I often hear comments from people that my work reminds them of Dali and I forgive them for being naïve but also understand that it’s just a convenient way to tag me. As a simple point of reference that helps them to share in some kind of “art” experience, I know I should be more tolerant. It used to make me insane but now I’ve become numb to it.
But really, why should I protest? People are making associations; connections, conclusions that may not be particularly original but at least they are exhibiting what essentially makes surrealism tick – the instinctive reflex for humans to seek meaning out of chaos. If this is how the “audience” makes sense of their perceptions, how does the artist encode their intentions?
There was a reason I mentioned Dali above because I am now going to use him and his ilk to demonstrate my thought process in explain how I came to paint the way I paint. Often asked, “Where do your ideas come from?” I can now attempt to expose some of that process in a few clumsy paragraphs.

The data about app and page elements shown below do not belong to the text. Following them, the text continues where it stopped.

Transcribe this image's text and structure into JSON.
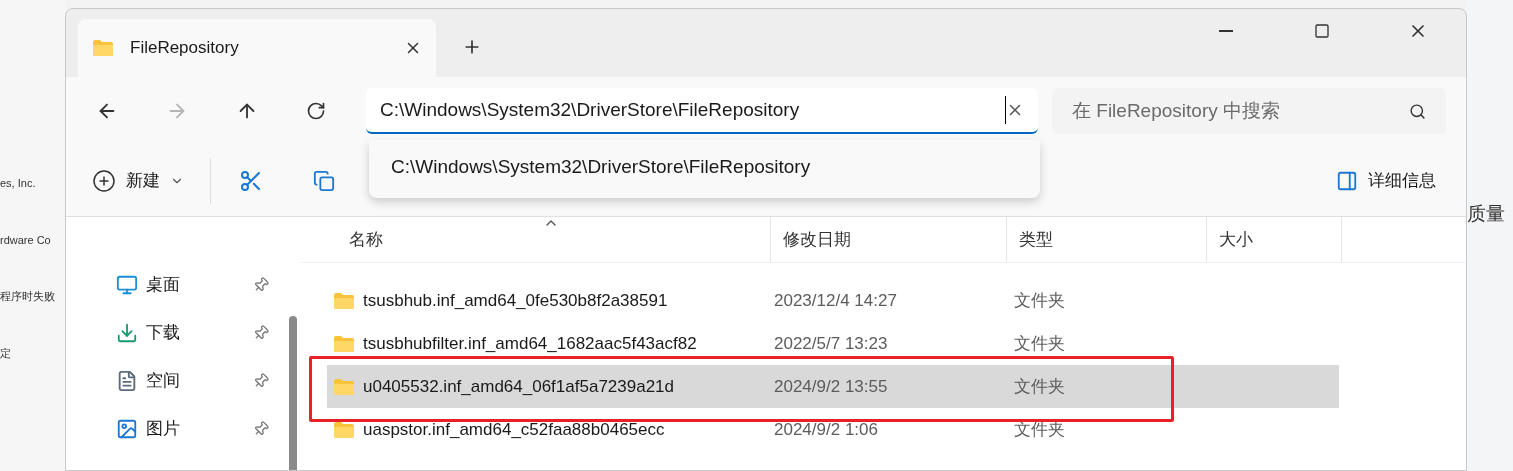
{
  "background_left": {
    "texts": [
      "es, Inc.",
      "rdware Co",
      "程序时失败",
      "定"
    ]
  },
  "tab": {
    "title": "FileRepository",
    "selected": true
  },
  "address": {
    "value": "C:\\Windows\\System32\\DriverStore\\FileRepository"
  },
  "search": {
    "placeholder": "在 FileRepository 中搜索"
  },
  "suggestions": [
    "C:\\Windows\\System32\\DriverStore\\FileRepository"
  ],
  "toolbar": {
    "new_label": "新建",
    "details_label": "详细信息"
  },
  "sidebar": {
    "items": [
      {
        "label": "桌面",
        "kind": "desktop"
      },
      {
        "label": "下载",
        "kind": "download"
      },
      {
        "label": "空间",
        "kind": "document"
      },
      {
        "label": "图片",
        "kind": "picture"
      }
    ]
  },
  "columns": [
    "名称",
    "修改日期",
    "类型",
    "大小"
  ],
  "rows": [
    {
      "name": "tsusbhub.inf_amd64_0fe530b8f2a38591",
      "modified": "2023/12/4 14:27",
      "type": "文件夹",
      "selected": false
    },
    {
      "name": "tsusbhubfilter.inf_amd64_1682aac5f43acf82",
      "modified": "2022/5/7 13:23",
      "type": "文件夹",
      "selected": false
    },
    {
      "name": "u0405532.inf_amd64_06f1af5a7239a21d",
      "modified": "2024/9/2 13:55",
      "type": "文件夹",
      "selected": true
    },
    {
      "name": "uaspstor.inf_amd64_c52faa88b0465ecc",
      "modified": "2024/9/2 1:06",
      "type": "文件夹",
      "selected": false
    }
  ],
  "highlight": {
    "shown": true
  },
  "background_right": {
    "text": "质量"
  }
}
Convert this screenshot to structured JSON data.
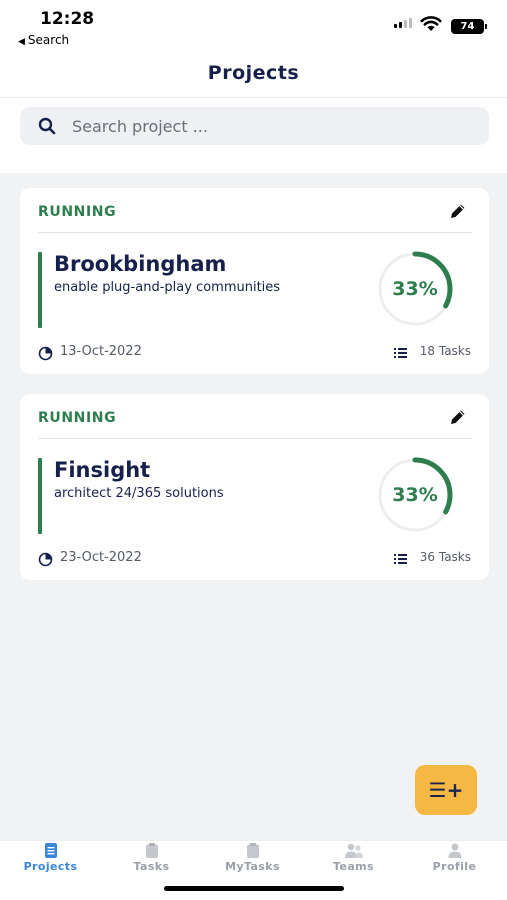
{
  "status_bar": {
    "time": "12:28",
    "back_label": "Search",
    "battery": "74"
  },
  "header": {
    "title": "Projects"
  },
  "search": {
    "placeholder": "Search project ..."
  },
  "projects": [
    {
      "status": "RUNNING",
      "name": "Brookbingham",
      "description": "enable plug-and-play communities",
      "progress_label": "33%",
      "progress": 0.33,
      "date": "13-Oct-2022",
      "tasks": "18 Tasks"
    },
    {
      "status": "RUNNING",
      "name": "Finsight",
      "description": "architect 24/365 solutions",
      "progress_label": "33%",
      "progress": 0.33,
      "date": "23-Oct-2022",
      "tasks": "36 Tasks"
    }
  ],
  "fab": {
    "label": "☰+"
  },
  "tabs": [
    {
      "label": "Projects",
      "active": true
    },
    {
      "label": "Tasks",
      "active": false
    },
    {
      "label": "MyTasks",
      "active": false
    },
    {
      "label": "Teams",
      "active": false
    },
    {
      "label": "Profile",
      "active": false
    }
  ],
  "colors": {
    "accent_green": "#2e7d4f",
    "navy": "#16204a",
    "active_tab": "#3a86d8",
    "fab": "#f5b843"
  }
}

When I first encountered the work of Bosch, Breughel, Dali, De Chirico, Man Ray, Ernst, Magritte and others, I felt an immediate connection. No one had to explain or guide me through the subtleties of what I experienced. It was like a puzzle that had no conclusion, but was fun to unravel. That unsettling sense of familiar and unfamiliar blended into one form, touching the matchstick to the fuse in my powder keg mind is what drew me to the surreal. Something dreamlike, something innocent and perverse, something lurking in the shadows whispering inaudible prompts to draw you in, spin you blindfolded and shove you back into the world.
This is what art should be for me. Something that generates ideas, thoughts, and discussions and that just doesn’t pose as an answer. It should be embraced for the conceptual nudge it gives and not for some phantom truth that it strives for. It should be open-ended and mysterious, to open the floodgates of your reasoning and stir the colliding thoughts in a pot of egoless abandon. It should go with you once you leave it, and gnaw at your sleep. It should soak into your skin and enter your bloodstream. It should surprise you when it unexpectedly returns in your daily activity.
When confronted by surrealist art people are often hung up on meaning. “What does it mean?” is asked in haste and the question precedes the act of seeing. It also becomes the blind alley leading them away from self-discovery. To process without instruction is a liberty we should embrace. This is your chance to be creative with nothing more than a visual stimulus to get your cart moving. The elements of a surreal composition can set a tone and set you free to associate whatever idiosyncratic notions you may chance upon. There is no rulebook, map or schematic logic to follow. It’s up to you.